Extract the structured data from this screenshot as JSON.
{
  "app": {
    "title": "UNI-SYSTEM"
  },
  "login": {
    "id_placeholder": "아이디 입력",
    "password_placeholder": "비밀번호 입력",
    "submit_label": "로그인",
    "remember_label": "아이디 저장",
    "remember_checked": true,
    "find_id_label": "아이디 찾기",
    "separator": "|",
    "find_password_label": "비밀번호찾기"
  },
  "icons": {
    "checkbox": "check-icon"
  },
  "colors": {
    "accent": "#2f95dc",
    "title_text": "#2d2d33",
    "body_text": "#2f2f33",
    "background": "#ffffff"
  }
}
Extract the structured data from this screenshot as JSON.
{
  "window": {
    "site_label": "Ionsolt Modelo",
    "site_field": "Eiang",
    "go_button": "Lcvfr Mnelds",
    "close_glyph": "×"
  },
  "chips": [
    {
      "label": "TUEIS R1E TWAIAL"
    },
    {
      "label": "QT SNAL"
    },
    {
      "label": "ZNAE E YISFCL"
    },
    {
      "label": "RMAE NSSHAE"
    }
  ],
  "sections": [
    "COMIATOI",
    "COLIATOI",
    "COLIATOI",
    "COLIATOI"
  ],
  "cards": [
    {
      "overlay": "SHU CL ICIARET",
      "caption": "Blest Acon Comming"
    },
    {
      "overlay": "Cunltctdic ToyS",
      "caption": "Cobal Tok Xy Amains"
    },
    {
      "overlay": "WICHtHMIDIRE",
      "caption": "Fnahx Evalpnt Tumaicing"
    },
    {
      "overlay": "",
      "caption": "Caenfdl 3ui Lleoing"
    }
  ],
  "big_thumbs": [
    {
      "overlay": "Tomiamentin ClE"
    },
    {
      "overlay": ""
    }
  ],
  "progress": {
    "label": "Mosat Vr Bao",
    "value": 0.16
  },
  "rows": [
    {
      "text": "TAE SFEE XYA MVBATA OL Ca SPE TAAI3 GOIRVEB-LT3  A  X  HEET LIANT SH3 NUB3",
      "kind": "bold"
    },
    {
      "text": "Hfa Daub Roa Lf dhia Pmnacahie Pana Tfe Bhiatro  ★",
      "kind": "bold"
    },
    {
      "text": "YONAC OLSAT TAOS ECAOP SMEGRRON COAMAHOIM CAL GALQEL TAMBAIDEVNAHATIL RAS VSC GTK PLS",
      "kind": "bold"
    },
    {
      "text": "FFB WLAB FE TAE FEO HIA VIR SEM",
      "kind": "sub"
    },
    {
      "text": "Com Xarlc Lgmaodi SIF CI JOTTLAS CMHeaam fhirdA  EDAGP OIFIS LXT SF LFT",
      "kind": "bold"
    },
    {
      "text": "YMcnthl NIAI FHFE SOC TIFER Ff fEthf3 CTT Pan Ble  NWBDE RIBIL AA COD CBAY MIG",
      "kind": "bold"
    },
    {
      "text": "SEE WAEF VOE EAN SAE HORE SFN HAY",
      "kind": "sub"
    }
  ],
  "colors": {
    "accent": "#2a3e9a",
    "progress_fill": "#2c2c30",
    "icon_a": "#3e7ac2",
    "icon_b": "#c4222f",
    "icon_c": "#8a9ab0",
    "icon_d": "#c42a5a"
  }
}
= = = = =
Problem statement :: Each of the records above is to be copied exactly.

Task answer ::
Extract the structured data from this screenshot as JSON.
{
  "app": {
    "title": "UNI-SYSTEM"
  },
  "login": {
    "id_placeholder": "아이디 입력",
    "password_placeholder": "비밀번호 입력",
    "submit_label": "로그인",
    "remember_label": "아이디 저장",
    "remember_checked": true,
    "find_id_label": "아이디 찾기",
    "separator": "|",
    "find_password_label": "비밀번호찾기"
  },
  "icons": {
    "checkbox": "check-icon"
  },
  "colors": {
    "accent": "#2f95dc",
    "title_text": "#2d2d33",
    "body_text": "#2f2f33",
    "background": "#ffffff"
  }
}
Extract the structured data from this screenshot as JSON.
{
  "window": {
    "site_label": "Ionsolt Modelo",
    "site_field": "Eiang",
    "go_button": "Lcvfr Mnelds",
    "close_glyph": "×"
  },
  "chips": [
    {
      "label": "TUEIS R1E TWAIAL"
    },
    {
      "label": "QT SNAL"
    },
    {
      "label": "ZNAE E YISFCL"
    },
    {
      "label": "RMAE NSSHAE"
    }
  ],
  "sections": [
    "COMIATOI",
    "COLIATOI",
    "COLIATOI",
    "COLIATOI"
  ],
  "cards": [
    {
      "overlay": "SHU CL ICIARET",
      "caption": "Blest Acon Comming"
    },
    {
      "overlay": "Cunltctdic ToyS",
      "caption": "Cobal Tok Xy Amains"
    },
    {
      "overlay": "WICHtHMIDIRE",
      "caption": "Fnahx Evalpnt Tumaicing"
    },
    {
      "overlay": "",
      "caption": "Caenfdl 3ui Lleoing"
    }
  ],
  "big_thumbs": [
    {
      "overlay": "Tomiamentin ClE"
    },
    {
      "overlay": ""
    }
  ],
  "progress": {
    "label": "Mosat Vr Bao",
    "value": 0.16
  },
  "rows": [
    {
      "text": "TAE SFEE XYA MVBATA OL Ca SPE TAAI3 GOIRVEB-LT3  A  X  HEET LIANT SH3 NUB3",
      "kind": "bold"
    },
    {
      "text": "Hfa Daub Roa Lf dhia Pmnacahie Pana Tfe Bhiatro  ★",
      "kind": "bold"
    },
    {
      "text": "YONAC OLSAT TAOS ECAOP SMEGRRON COAMAHOIM CAL GALQEL TAMBAIDEVNAHATIL RAS VSC GTK PLS",
      "kind": "bold"
    },
    {
      "text": "FFB WLAB FE TAE FEO HIA VIR SEM",
      "kind": "sub"
    },
    {
      "text": "Com Xarlc Lgmaodi SIF CI JOTTLAS CMHeaam fhirdA  EDAGP OIFIS LXT SF LFT",
      "kind": "bold"
    },
    {
      "text": "YMcnthl NIAI FHFE SOC TIFER Ff fEthf3 CTT Pan Ble  NWBDE RIBIL AA COD CBAY MIG",
      "kind": "bold"
    },
    {
      "text": "SEE WAEF VOE EAN SAE HORE SFN HAY",
      "kind": "sub"
    }
  ],
  "colors": {
    "accent": "#2a3e9a",
    "progress_fill": "#2c2c30",
    "icon_a": "#3e7ac2",
    "icon_b": "#c4222f",
    "icon_c": "#8a9ab0",
    "icon_d": "#c42a5a"
  }
}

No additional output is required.